|Discovery site||Palomar Obs.|
|Discovery date||11 January 1989|
|Hiera (Greek mythology)|
|Jupiter trojan |
Greek  · background 
|Orbital characteristics |
|Epoch 23 March 2018 (JD 2458200.5)|
|Uncertainty parameter 0|
|Observation arc||29.62 yr (10,817 d)|
|11.69 yr (4,271 d)|
|0° 5m 3.48s / day|
|Jupiter MOID||0.1936 AU|
|400 h (or longer)|
V–I = 0.950±0.107
7119 Hiera // is a large Jupiter trojan and potentially slow rotator from the Greek camp, approximately 70 kilometers (43 miles) in diameter. It was discovered on 11 January 1989, by American astronomer couple Carolyn and Eugene Shoemaker at Palomar Observatory in California. The dark Jovian asteroid belongs to the 60 largest Jupiter trojans and has an estimated rotation period of at least 400 hours.
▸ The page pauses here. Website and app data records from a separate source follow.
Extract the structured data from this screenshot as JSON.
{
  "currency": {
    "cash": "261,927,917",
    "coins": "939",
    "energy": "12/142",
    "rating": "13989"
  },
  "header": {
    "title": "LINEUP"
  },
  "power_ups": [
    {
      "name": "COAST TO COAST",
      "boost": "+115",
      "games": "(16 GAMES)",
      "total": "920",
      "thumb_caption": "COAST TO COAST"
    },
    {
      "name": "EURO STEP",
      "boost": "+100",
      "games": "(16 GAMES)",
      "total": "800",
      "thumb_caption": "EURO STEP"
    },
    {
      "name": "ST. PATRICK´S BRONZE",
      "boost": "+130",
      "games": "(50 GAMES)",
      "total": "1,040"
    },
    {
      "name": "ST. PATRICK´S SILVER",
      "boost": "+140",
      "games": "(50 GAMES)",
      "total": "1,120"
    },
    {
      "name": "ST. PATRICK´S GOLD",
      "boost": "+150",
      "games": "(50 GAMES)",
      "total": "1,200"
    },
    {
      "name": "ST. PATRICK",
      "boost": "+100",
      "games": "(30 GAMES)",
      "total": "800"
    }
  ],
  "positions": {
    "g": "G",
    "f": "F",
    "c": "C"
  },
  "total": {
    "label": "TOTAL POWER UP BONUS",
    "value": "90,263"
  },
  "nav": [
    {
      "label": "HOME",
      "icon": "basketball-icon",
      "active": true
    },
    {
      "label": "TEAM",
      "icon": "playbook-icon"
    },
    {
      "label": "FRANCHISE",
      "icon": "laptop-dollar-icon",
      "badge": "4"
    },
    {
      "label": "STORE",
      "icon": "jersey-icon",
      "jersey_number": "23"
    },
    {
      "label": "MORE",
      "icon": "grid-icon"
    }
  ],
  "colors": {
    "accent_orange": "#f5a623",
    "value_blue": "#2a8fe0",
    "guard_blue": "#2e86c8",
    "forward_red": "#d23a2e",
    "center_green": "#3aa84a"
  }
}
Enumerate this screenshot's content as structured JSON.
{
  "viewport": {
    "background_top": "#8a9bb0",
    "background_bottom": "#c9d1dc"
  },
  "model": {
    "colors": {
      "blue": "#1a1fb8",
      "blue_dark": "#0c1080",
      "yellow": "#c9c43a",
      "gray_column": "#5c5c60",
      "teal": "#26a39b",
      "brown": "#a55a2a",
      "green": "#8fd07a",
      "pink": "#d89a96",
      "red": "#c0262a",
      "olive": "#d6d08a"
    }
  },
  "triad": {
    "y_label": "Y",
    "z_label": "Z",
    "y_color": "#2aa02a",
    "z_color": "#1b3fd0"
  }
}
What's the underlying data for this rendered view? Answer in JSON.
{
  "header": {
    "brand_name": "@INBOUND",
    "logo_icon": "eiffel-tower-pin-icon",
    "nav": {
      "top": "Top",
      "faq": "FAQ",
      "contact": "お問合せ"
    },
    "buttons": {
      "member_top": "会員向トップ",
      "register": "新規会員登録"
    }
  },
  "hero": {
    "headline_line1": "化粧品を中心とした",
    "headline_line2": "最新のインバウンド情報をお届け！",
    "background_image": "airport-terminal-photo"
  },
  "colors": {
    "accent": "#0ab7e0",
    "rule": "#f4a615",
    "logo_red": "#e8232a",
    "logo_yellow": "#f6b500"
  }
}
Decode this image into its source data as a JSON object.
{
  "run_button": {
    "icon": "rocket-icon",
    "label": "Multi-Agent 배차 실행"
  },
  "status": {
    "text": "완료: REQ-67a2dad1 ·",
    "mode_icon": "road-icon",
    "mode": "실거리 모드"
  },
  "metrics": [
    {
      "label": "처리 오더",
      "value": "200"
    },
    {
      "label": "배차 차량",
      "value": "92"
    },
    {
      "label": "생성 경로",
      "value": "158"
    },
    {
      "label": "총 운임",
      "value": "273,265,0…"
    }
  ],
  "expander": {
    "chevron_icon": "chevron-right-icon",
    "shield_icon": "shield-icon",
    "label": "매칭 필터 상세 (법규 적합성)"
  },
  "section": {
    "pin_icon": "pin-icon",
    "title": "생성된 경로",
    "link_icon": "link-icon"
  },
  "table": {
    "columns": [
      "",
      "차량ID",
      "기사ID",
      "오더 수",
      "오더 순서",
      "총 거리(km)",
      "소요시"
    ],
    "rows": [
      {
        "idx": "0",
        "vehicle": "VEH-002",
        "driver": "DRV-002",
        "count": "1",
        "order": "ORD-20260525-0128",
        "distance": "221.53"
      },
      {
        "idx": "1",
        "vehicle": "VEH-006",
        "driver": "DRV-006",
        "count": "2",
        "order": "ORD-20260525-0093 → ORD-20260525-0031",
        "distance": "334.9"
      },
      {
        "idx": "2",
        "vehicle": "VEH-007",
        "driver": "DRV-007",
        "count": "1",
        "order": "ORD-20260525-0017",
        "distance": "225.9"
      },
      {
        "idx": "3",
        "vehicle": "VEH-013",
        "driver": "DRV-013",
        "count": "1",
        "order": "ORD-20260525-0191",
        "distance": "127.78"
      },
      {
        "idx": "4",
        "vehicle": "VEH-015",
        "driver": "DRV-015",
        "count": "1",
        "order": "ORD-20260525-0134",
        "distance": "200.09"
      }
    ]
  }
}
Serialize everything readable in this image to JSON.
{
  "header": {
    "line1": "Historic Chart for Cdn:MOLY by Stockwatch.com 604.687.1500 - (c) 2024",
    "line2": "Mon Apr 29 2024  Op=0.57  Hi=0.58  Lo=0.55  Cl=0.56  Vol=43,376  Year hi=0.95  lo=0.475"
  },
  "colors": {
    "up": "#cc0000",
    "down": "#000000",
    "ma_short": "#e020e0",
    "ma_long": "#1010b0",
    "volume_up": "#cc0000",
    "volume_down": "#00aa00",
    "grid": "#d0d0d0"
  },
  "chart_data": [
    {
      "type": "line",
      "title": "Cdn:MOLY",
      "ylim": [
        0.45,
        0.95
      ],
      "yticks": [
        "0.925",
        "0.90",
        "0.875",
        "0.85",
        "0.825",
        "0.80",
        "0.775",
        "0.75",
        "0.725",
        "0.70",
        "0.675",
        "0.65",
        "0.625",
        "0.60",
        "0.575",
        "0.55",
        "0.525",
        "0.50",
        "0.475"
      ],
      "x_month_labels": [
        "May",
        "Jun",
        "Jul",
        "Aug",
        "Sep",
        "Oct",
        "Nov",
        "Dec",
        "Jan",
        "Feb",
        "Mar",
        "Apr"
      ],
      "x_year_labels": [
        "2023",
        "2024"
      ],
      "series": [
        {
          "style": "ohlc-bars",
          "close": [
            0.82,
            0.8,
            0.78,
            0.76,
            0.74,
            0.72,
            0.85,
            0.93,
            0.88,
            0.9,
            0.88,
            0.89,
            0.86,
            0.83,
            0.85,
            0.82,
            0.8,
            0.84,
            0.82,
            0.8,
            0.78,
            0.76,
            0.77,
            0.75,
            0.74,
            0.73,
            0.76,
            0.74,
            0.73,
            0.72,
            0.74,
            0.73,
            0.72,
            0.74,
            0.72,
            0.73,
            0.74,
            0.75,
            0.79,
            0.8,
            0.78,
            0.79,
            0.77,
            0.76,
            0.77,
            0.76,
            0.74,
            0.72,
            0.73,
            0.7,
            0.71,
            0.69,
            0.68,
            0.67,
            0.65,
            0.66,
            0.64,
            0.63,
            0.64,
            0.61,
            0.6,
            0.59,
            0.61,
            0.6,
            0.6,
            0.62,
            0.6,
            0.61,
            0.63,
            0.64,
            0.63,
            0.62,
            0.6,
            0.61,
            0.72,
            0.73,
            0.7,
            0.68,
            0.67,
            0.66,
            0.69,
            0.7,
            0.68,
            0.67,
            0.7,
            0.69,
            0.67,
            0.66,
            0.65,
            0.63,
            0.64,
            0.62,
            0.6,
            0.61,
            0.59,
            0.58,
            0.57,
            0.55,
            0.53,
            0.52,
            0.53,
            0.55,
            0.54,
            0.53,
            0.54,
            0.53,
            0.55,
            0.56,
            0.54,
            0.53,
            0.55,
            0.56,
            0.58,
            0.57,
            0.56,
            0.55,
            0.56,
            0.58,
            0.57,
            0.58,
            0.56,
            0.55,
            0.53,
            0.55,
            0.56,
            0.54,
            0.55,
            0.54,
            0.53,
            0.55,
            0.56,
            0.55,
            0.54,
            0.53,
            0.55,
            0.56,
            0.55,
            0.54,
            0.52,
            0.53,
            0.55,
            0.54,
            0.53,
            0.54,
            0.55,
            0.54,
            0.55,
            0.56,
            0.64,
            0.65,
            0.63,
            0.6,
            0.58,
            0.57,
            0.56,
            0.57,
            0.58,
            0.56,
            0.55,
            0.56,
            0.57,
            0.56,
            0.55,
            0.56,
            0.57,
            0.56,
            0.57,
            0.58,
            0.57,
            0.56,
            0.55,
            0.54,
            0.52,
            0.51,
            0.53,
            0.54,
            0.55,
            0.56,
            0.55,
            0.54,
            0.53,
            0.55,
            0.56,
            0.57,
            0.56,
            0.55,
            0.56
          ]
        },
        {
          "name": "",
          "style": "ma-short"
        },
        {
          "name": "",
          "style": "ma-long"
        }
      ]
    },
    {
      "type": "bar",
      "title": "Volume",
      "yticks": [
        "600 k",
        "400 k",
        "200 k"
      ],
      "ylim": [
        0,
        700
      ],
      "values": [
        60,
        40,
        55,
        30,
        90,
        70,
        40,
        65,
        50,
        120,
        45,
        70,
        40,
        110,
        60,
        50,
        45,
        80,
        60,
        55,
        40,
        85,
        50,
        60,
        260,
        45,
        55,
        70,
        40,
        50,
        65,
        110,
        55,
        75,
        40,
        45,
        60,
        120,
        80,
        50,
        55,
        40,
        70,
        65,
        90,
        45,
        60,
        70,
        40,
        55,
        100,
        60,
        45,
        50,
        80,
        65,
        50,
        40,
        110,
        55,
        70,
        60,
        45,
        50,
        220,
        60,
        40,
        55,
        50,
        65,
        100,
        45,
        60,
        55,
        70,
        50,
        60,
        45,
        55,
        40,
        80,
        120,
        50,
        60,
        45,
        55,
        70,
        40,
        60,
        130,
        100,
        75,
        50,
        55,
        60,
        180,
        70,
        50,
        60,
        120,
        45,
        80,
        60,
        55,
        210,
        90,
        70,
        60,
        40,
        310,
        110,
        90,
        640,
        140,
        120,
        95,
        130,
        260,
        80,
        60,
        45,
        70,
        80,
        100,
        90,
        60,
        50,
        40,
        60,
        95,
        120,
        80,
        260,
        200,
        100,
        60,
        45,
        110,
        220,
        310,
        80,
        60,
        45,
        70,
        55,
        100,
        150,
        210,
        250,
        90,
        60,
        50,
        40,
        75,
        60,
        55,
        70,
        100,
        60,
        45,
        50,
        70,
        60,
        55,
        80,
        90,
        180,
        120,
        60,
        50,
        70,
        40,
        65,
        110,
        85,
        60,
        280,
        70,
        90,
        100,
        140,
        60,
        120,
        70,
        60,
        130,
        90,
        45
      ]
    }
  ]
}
It was named for the Amazon Hiera, who fought against the Greeks in the Trojan War. As with 624 Hektor, the naming for this Jovian asteroid was placed into the wrong camp.
Hiera is a dark Jovian asteroid orbiting in the leading Greek camp at Jupiter's L4 Lagrangian point, 60° ahead of its orbit in a 1:1 resonance . It is also a non-family asteroid in the Jovian background population.
It orbits the Sun at a distance of 4.6–5.7 AU once every 11 years and 8 months (4,271 days; semi-major axis of 5.15 AU). Its orbit has an eccentricity of 0.10 and an inclination of 19° with respect to the ecliptic. A first precovery was taken at the discovering observatory in November 1987, extending the body's observation arc by 14 months prior to its official discovery observation at Palomar.
In June 2009, Hiera was observed by Italian astronomer Stefano Mottola at the Spanish Calar Alto Observatory during 5 consecutive nights. Although a lightcurve could not be obtained and a systematic instrumental error could not be ruled out, the body displayed a slowly, ever decreasing brightness of 0.1 in magnitude, which would translate into a rotation period of at least 400 hours (U=1). This would make Hiera a slow rotator. As of 2018, no secure period has been obtained.
According to the surveys carried out by the NEOWISE mission of NASA's Wide-field Infrared Survey Explorer, the Infrared Astronomical Satellite IRAS, and the Japanese Akari satellite, Hiera measures between 59.15 and 77.29 kilometers in diameter and its surface has an albedo between 0.036 and 0.067. The Collaborative Asteroid Lightcurve Link derives an albedo of 0.0398 and a diameter of 76.45 kilometers based on an absolute magnitude of 9.7.
This minor planet was named after Hiera from Greek mythology, a female general in the Trojan war. However, her name was removed from Homer's Iliad, as to not diminish the greatness of Helen of Troy, the daughter of Zeus and cause for the Trojan war (also see 101 Helena). The official naming citation was published by the Minor Planet Center on 4 May 1999 (M.P.C. 34625). Although the asteroid resides in the Greek camp, the citation describes Hiera as a general of the Mysians, who fought on the Trojan, not the Greek side in the Trojan War.